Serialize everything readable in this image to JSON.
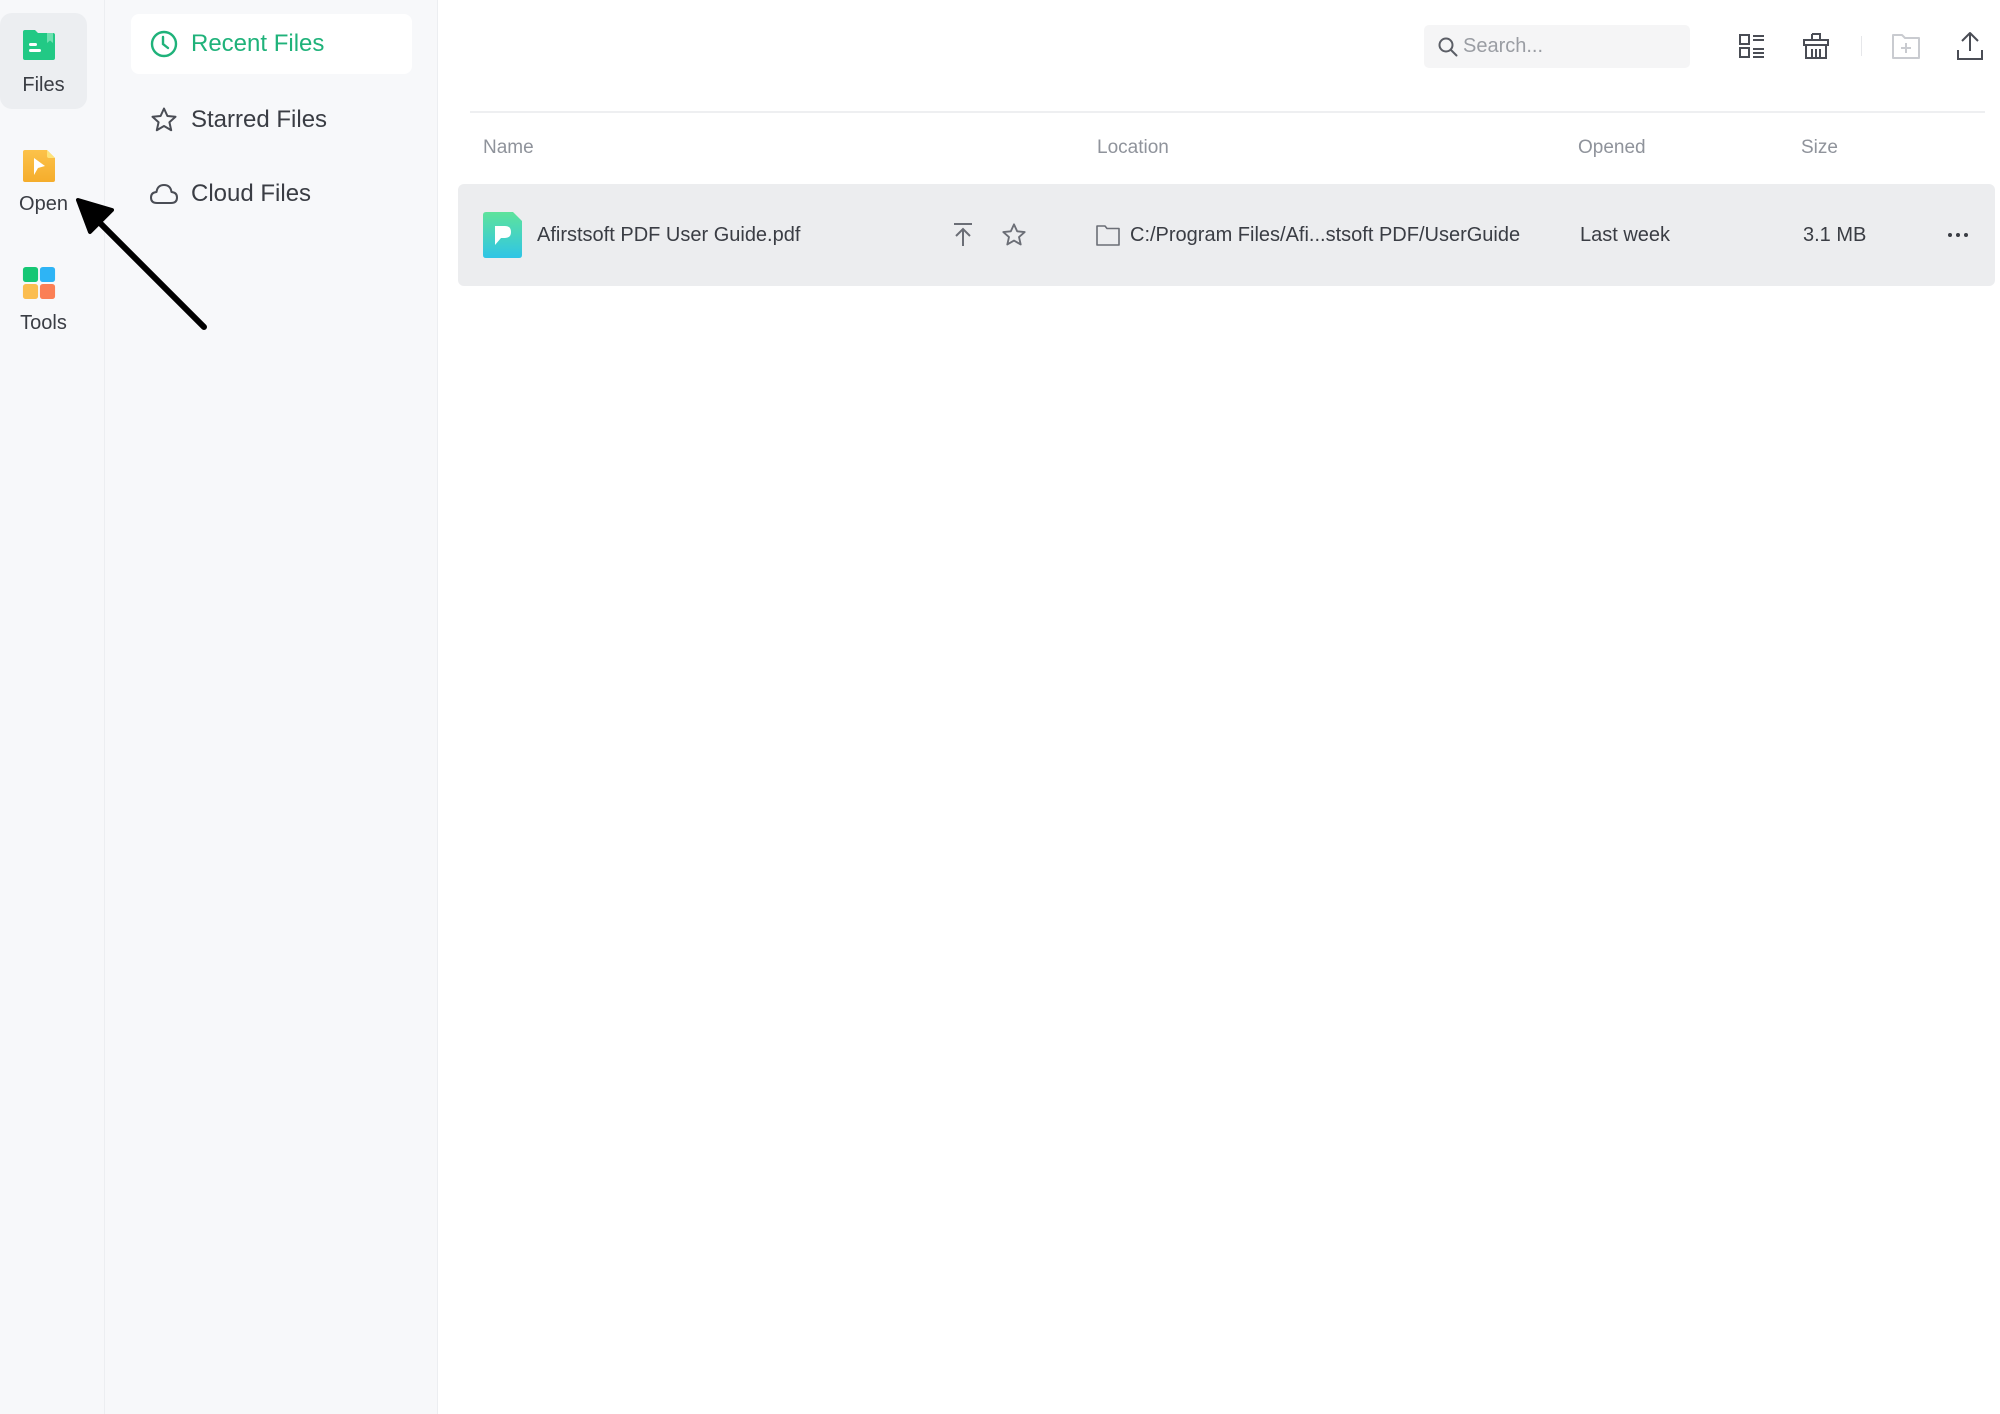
{
  "rail": {
    "items": [
      {
        "label": "Files",
        "icon": "files-folder-icon",
        "active": true
      },
      {
        "label": "Open",
        "icon": "open-file-icon",
        "active": false
      },
      {
        "label": "Tools",
        "icon": "tools-grid-icon",
        "active": false
      }
    ]
  },
  "sidebar": {
    "items": [
      {
        "label": "Recent Files",
        "icon": "clock-icon",
        "active": true
      },
      {
        "label": "Starred Files",
        "icon": "star-icon",
        "active": false
      },
      {
        "label": "Cloud Files",
        "icon": "cloud-icon",
        "active": false
      }
    ]
  },
  "toolbar": {
    "search_placeholder": "Search...",
    "search_value": "",
    "buttons": [
      "list-view-icon",
      "trash-icon",
      "new-folder-icon",
      "upload-icon"
    ]
  },
  "table": {
    "columns": [
      "Name",
      "Location",
      "Opened",
      "Size"
    ],
    "rows": [
      {
        "name": "Afirstsoft PDF User Guide.pdf",
        "location": "C:/Program Files/Afi...stsoft PDF/UserGuide",
        "opened": "Last week",
        "size": "3.1 MB"
      }
    ]
  },
  "colors": {
    "accent": "#1fb27a",
    "rail_bg": "#f7f8fa",
    "row_bg": "#ecedef"
  }
}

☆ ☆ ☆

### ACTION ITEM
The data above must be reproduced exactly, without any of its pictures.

### RESULT OF THE TASK
Serialize everything readable in this image to JSON.
{
  "rail": {
    "items": [
      {
        "label": "Files",
        "icon": "files-folder-icon",
        "active": true
      },
      {
        "label": "Open",
        "icon": "open-file-icon",
        "active": false
      },
      {
        "label": "Tools",
        "icon": "tools-grid-icon",
        "active": false
      }
    ]
  },
  "sidebar": {
    "items": [
      {
        "label": "Recent Files",
        "icon": "clock-icon",
        "active": true
      },
      {
        "label": "Starred Files",
        "icon": "star-icon",
        "active": false
      },
      {
        "label": "Cloud Files",
        "icon": "cloud-icon",
        "active": false
      }
    ]
  },
  "toolbar": {
    "search_placeholder": "Search...",
    "search_value": "",
    "buttons": [
      "list-view-icon",
      "trash-icon",
      "new-folder-icon",
      "upload-icon"
    ]
  },
  "table": {
    "columns": [
      "Name",
      "Location",
      "Opened",
      "Size"
    ],
    "rows": [
      {
        "name": "Afirstsoft PDF User Guide.pdf",
        "location": "C:/Program Files/Afi...stsoft PDF/UserGuide",
        "opened": "Last week",
        "size": "3.1 MB"
      }
    ]
  },
  "colors": {
    "accent": "#1fb27a",
    "rail_bg": "#f7f8fa",
    "row_bg": "#ecedef"
  }
}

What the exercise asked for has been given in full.